This sting is part of "Operation Shoulder Tap." Law enforcement agencies use an underage operative to come up to an unsuspecting shopper, perhaps, tap them on the shoulder outside a store, and ask them to buy alcohol.
Christine Weldon, the District Administrator for the California Department of Alcoholic Beverage Control, or ABC, says buyers can get into big trouble. "The individual who does the purchasing and furnishes it to a minor is going to be arrested, or cited."
This incident took place at a convenience store just across the street from the Fresno State Campus. We asked students on campus what they think of this law enforcement approach.
One 21 year old told us: "I think it's entrapment, if a person was going to buy alcohol for someone underage like a friend, that's one thing, but if the cops send an undercover person to go ask someone to do that, if they wouldn't normally have bought it for them I think that's entrapment, I don't think they should be doing that."
But some thought it was a good idea to keep alcohol away from those who are underage. "It's 21 for a reason you're a little bit more mature and you understand the consequences that can happen."

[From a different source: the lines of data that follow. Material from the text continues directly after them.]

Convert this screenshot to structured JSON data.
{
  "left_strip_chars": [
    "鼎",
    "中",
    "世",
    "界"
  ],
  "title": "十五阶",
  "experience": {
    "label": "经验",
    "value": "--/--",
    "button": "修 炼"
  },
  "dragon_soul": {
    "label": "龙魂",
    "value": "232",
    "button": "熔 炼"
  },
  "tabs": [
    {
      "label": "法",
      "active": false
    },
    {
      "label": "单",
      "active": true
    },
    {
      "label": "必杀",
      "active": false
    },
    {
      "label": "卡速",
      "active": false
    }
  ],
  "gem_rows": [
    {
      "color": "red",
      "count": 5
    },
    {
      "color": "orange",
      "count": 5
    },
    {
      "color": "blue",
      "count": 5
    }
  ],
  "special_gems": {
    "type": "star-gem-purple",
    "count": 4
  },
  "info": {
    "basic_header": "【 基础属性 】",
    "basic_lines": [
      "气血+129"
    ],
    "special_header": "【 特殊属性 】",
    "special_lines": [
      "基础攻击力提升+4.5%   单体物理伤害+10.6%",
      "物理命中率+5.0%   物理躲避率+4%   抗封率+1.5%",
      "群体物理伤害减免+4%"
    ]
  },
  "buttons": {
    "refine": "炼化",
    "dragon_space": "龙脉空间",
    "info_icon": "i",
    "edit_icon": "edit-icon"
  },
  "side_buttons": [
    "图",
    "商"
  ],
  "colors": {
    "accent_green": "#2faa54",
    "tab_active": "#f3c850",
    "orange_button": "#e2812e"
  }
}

Most we spoke with said getting alcohol was easy enough without approaching strangers. A 20 year old woman told us: "Probably through friends. Most likely, or older siblings, someone that they know who is older."

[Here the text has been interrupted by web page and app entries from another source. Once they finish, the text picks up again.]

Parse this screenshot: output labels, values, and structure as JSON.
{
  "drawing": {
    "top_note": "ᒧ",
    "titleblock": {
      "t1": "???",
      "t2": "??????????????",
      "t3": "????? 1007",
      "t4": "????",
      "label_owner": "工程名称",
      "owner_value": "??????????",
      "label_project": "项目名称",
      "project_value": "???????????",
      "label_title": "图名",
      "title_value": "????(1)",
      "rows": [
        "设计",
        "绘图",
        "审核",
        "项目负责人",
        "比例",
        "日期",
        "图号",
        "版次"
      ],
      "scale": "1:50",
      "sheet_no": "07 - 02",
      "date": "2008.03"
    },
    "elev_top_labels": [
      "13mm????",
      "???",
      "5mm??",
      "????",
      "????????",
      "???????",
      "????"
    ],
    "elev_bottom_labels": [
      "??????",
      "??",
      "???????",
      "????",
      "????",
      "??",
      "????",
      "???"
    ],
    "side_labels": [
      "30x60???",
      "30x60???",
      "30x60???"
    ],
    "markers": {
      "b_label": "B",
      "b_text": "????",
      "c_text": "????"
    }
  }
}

Another 18 year old said the easiest way to get alcohol is, "Through friends, through family, it's not too hard to get it."
Another student added: "Fake ID's is the biggest way."
But strangers do play a role. At another convenience store down the street two young ladies were cited after agreeing to buy beer.
Everybody caught in this operation was given a citation and released. They will have to pay a fine of up to a thousand dollars.
The goal of Operation Shoulder Tap is to discourage underage drinking. State figures show about 80 teenagers die in drunk driving accidents every year, nearly two thousand are injured.